Just as things started to cool a bit, fires exploded further afar. Places like Colorado, and then Oregon and Washington were dealing with deadly infernos.
One morning in early September, it felt like the sun never rose in San Francisco. Multiple layers of smoke from fires near and far blocked the sun. All we could see was an orange-brown sky, even at midday.
Our noon was like nighttime on Mars. Oddly, the air was still moderately breathable that day. The next day the sun burned brighter through the smoke, but the harmful particles sunk lower. Code purple hazardous air quality has continued for days.
The cumulative pummeling of these days is like nothing else.
And yet we hope. We do not give up. We don’t stop checking in on our neighbors and friends. We get groceries, fully masked for pandemic and smoke, for those who can’t get their own. And we think about a day when we can again enjoy the simple freedom of taking a walk as a pandemic sanity-saver.

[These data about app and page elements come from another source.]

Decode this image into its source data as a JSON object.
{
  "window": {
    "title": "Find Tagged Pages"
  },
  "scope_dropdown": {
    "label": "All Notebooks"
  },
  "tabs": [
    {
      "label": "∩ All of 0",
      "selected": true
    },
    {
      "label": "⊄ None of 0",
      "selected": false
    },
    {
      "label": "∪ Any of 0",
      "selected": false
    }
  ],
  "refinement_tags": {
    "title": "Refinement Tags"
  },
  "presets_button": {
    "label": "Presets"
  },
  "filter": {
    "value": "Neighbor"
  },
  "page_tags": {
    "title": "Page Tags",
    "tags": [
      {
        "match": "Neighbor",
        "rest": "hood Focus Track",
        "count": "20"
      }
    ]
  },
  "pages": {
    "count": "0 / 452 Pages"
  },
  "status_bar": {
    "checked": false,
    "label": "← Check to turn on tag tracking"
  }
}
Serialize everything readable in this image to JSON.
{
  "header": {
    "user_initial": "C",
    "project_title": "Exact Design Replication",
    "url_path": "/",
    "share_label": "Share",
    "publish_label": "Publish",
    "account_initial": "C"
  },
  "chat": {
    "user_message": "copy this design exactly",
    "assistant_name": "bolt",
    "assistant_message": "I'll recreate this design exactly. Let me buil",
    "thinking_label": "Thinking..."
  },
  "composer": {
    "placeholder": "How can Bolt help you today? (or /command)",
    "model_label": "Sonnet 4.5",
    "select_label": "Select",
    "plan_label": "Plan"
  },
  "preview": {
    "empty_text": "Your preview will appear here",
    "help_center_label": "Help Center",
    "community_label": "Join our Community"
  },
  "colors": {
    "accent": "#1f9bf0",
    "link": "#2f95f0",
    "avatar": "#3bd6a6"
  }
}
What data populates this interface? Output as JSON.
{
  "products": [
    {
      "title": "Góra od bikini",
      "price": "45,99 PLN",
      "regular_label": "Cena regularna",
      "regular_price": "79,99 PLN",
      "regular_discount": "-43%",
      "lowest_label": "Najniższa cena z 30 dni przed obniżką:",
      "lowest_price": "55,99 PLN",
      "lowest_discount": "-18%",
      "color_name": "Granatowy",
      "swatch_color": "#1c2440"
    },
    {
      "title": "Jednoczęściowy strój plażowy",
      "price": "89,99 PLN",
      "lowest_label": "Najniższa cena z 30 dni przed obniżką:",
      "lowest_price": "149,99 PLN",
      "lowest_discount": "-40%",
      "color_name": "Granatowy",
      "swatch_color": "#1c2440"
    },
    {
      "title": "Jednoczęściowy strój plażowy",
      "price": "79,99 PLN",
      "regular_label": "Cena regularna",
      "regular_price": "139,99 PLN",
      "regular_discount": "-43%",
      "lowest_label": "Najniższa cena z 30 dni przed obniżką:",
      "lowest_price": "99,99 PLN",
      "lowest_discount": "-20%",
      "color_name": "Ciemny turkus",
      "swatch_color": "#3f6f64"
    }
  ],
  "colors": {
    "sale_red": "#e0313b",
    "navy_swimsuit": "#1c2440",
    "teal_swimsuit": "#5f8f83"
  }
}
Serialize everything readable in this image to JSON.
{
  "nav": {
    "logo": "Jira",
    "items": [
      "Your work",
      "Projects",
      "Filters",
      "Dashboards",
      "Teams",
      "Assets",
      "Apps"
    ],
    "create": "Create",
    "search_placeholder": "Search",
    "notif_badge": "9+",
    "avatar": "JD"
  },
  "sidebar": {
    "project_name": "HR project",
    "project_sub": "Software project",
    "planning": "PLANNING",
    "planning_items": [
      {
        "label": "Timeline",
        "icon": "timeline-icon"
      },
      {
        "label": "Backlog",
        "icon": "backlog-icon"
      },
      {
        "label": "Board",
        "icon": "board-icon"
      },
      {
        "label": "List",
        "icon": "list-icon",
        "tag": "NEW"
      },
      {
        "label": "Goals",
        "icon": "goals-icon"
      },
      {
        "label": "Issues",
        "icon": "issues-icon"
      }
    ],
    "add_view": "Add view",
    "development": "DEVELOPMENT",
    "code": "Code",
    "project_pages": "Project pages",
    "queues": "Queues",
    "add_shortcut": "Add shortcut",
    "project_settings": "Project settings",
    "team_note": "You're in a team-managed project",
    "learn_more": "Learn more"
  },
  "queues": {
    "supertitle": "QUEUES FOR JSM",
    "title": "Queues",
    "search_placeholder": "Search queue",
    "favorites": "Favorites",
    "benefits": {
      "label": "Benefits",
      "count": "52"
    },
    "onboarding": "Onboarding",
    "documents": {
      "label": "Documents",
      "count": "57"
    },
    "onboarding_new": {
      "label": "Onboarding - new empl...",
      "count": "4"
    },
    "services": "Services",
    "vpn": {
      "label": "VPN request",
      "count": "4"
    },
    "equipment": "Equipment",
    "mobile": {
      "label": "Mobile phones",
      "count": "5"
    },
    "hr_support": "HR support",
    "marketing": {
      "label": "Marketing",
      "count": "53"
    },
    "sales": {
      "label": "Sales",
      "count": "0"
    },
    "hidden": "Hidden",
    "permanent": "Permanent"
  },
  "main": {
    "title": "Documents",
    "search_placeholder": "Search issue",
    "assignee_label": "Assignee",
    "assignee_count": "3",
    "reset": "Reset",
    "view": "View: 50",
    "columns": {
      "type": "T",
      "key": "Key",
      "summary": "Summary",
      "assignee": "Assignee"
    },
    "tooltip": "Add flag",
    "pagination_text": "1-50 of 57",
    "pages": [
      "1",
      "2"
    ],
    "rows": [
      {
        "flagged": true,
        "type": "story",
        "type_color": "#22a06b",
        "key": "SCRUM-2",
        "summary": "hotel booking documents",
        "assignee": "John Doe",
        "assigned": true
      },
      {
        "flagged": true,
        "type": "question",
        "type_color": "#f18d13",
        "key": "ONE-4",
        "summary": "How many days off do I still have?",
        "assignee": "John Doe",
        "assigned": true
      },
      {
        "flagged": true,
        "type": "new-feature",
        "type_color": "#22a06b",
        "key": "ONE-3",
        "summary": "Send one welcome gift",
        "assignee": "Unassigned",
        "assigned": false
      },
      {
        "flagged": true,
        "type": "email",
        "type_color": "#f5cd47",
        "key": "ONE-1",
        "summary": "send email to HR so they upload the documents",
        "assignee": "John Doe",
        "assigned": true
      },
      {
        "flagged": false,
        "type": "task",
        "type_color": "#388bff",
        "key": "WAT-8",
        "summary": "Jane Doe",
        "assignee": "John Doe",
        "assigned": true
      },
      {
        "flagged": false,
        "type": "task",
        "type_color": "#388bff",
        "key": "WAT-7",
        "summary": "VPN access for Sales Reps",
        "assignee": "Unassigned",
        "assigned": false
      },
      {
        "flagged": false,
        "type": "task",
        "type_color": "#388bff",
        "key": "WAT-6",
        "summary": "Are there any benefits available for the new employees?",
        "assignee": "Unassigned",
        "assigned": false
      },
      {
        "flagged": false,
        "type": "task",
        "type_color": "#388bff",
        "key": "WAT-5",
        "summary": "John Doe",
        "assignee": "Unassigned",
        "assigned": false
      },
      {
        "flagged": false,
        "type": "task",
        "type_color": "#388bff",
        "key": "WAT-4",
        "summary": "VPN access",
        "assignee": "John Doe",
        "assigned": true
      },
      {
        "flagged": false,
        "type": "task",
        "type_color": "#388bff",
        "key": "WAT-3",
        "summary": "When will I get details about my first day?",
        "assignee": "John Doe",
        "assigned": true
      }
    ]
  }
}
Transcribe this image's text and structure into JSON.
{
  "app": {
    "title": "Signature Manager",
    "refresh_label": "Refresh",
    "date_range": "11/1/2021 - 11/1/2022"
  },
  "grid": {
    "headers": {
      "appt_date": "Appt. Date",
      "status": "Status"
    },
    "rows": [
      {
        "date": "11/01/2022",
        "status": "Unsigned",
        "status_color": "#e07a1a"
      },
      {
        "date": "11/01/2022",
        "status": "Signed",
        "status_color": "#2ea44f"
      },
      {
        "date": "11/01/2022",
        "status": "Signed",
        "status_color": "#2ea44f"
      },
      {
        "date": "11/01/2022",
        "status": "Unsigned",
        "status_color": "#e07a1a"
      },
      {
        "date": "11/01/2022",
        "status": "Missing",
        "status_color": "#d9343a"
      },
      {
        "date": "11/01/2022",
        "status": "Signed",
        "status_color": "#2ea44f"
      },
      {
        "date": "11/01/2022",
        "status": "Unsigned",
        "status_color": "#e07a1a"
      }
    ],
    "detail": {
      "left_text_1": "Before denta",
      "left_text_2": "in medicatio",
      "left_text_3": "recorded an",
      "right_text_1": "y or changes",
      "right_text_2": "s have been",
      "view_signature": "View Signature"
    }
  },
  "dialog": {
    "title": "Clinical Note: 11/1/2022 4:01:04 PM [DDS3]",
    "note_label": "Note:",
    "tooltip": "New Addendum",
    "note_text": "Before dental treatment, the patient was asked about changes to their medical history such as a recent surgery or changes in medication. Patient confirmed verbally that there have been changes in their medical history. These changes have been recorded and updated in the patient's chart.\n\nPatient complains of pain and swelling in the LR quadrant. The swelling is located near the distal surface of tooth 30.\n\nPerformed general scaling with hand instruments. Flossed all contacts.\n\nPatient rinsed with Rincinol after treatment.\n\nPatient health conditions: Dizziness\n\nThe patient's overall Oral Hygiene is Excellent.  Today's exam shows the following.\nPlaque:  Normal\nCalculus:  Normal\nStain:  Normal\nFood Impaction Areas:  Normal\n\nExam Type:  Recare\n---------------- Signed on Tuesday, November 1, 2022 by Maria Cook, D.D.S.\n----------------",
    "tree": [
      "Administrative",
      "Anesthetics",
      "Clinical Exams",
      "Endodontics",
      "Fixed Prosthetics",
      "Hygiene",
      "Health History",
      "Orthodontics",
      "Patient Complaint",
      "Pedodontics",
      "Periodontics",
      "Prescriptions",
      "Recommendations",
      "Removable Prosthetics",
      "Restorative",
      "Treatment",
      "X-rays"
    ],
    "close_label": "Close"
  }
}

This Golden Gate Bridge photo was shot late afternoon on the “San Francisco on Mars” day when the sun finally burned through a bit. It was even darker at noon. This Insights post would normally introduce a hike from the archives on a related theme, but the dire days this week offered no companion hike.
Instead, here is a link to the Quick View Hike List, which includes all the Hike Notes so far (115 and counting!), listed by region. We can enjoy looking at places for future visits when nature’s fury has settled enough to let us back outdoors.
The long list of Hikes can be found on the Quick View Hike List and on the main Hikes page. All past Insights posts can also be viewed in the Insights/Hike Update News archives.
Check the Home page for the broader background story. If you’re not able to take one of these Northern California hikes, hopefully you can enjoy the photo galleries at the bottom of each hike page! Click Insights/Hike Update News for inspiring reflections. Please feel free to share.
This week’s Hike Notes link to skim through for future outings when the smoke has cleared:
Quick View Hike List
Sharing insights and hiking highlights (Hikes) from the special needs caregiver front in San Francisco.